GM workers filed out of the Arlington plant this afternoon. Pleased to be back on the job after an 8 week furlough. Employee Thomas Pead says, "It felt good because, hey, out there waiting on employment, it's pretty rough."
The assembly line isn't in full swing yet, employees say. They told us full production should start tomorrow. Employee Debra Johnson says, "You're gettin the cars built in the body shop and then they're gonna progress on through the paint shop, then chassis and trim."

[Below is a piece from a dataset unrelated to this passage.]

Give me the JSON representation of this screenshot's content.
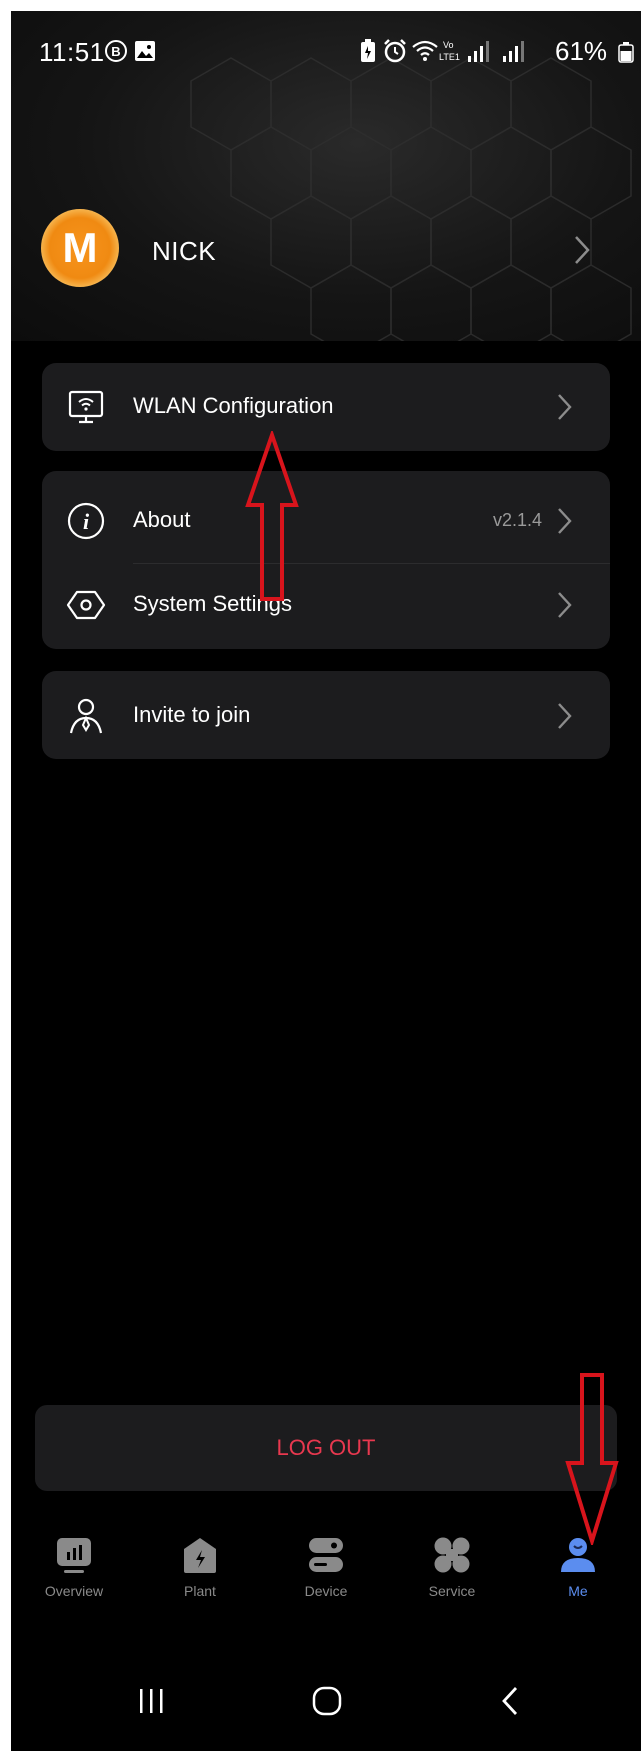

Workers say the mood inside was calm, cool and collected today. They say they exchanged questions and concerns about the future of GM and their plant, but answers are harder to come by. Employee Raymond Dionne says, "We're just waiting to see how bad it is cause we don't have that much communication. We get it in a piecemeal, a little piece here and there. We're not sure what everything's going to be in the end."
That is also the case outside Lear Corporation's Arlington plant. Some of the 500 workers there who assemble car seats for GM SUV's today protested what they're calling a lockout by management and the use of replacement workers. Protestor Patty Black says, "We wanna work. We're here to work, but they won't let us."
A Lear spokesperson told me the company is not locking workers out. He says their contract extension expired in late June, and the union rejected a Lear offer. He says after that, workers were called back from an 8 week layoff that coincided with GM's and last week, workers "disrupted production" and completed only 18-percent of their required production. Employee Michael Agyemang says, "It's not it's going to benefit them at all. We just have to come into compromise, so they will benefit and we also will benefit."